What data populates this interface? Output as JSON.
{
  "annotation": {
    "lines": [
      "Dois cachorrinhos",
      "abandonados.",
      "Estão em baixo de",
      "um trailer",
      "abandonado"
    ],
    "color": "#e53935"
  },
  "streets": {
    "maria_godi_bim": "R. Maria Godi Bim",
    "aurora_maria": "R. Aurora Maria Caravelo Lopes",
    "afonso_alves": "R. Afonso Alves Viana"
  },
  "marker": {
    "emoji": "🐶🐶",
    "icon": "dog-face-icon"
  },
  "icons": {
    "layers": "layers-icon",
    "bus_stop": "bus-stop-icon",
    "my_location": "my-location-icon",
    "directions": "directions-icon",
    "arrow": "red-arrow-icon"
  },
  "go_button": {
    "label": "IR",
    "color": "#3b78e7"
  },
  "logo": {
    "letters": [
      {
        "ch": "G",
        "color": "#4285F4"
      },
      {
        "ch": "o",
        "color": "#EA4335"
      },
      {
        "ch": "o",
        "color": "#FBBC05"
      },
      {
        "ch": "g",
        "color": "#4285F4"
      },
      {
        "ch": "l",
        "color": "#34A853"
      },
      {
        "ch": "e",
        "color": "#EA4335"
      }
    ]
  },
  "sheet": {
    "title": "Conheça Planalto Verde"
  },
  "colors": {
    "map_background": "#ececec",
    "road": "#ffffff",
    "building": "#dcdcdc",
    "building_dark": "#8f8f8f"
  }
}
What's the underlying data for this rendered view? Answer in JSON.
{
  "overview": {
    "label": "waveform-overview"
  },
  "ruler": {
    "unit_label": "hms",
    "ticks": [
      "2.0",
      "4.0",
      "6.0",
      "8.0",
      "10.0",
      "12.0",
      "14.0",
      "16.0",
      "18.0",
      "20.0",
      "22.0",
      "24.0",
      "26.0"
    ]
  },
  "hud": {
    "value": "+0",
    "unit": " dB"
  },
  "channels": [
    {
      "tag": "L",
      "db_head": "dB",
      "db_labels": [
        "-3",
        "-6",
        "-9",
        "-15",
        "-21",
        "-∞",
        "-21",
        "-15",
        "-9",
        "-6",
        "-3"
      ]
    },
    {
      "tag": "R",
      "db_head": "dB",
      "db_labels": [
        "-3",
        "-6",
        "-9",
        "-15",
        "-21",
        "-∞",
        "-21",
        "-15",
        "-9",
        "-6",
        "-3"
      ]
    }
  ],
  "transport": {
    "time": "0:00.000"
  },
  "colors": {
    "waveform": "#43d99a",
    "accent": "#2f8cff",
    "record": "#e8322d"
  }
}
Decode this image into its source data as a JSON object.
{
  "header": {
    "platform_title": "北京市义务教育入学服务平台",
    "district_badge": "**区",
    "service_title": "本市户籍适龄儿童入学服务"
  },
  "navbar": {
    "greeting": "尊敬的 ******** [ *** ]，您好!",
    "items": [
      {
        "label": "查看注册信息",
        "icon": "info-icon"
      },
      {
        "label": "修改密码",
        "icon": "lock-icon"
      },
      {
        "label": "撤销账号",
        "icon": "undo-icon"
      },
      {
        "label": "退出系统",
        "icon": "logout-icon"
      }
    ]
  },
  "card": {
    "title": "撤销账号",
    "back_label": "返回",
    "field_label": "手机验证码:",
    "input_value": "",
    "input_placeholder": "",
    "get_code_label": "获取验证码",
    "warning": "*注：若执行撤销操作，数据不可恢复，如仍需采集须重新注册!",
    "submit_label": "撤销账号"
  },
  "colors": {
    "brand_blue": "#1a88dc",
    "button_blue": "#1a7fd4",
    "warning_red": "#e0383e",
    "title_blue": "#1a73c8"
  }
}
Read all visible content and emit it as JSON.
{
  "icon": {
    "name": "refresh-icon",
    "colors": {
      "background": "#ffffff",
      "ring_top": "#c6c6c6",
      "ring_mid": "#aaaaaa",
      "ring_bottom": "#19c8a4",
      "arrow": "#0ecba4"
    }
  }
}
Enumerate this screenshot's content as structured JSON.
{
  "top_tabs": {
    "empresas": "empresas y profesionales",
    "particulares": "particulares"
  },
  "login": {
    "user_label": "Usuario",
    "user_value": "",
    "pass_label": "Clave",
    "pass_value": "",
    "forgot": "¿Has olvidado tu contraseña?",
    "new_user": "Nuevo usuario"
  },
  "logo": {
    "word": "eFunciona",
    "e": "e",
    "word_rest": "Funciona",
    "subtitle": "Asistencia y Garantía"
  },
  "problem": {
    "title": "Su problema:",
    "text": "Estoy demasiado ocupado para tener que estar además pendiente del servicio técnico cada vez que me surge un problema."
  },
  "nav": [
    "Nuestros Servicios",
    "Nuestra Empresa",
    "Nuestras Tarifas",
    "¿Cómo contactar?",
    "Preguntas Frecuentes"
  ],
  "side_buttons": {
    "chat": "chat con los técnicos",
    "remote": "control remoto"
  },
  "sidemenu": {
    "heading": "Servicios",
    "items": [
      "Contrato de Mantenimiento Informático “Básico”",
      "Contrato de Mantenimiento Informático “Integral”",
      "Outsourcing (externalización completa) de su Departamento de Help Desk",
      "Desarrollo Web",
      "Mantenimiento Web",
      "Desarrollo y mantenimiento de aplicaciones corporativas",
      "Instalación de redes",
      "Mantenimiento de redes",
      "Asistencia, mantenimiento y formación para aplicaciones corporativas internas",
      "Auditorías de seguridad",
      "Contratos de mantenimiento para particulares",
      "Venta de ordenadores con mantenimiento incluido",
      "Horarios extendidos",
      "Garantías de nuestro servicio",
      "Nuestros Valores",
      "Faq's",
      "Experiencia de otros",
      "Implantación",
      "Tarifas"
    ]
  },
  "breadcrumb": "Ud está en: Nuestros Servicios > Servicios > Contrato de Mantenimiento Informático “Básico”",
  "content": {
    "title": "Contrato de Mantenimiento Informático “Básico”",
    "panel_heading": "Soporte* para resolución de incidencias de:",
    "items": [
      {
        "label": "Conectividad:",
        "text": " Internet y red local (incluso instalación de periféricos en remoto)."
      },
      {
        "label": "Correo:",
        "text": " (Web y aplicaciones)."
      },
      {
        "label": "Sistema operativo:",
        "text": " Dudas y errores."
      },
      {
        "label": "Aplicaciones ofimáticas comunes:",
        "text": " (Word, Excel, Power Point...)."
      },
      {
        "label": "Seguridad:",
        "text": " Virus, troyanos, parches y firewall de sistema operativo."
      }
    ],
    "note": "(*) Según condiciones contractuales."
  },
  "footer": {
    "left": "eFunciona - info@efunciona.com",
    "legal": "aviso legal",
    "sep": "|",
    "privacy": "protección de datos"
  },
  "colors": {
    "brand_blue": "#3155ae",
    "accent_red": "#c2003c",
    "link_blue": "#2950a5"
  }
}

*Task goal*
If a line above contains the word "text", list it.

*Result for this task*
    "text": "Estoy demasiado ocupado para tener que estar además pendiente del servicio técnico cada vez que me surge un problema."
        "text": " Internet y red local (incluso instalación de periféricos en remoto)."
        "text": " (Web y aplicaciones)."
        "text": " Dudas y errores."
        "text": " (Word, Excel, Power Point...)."
        "text": " Virus, troyanos, parches y firewall de sistema operativo."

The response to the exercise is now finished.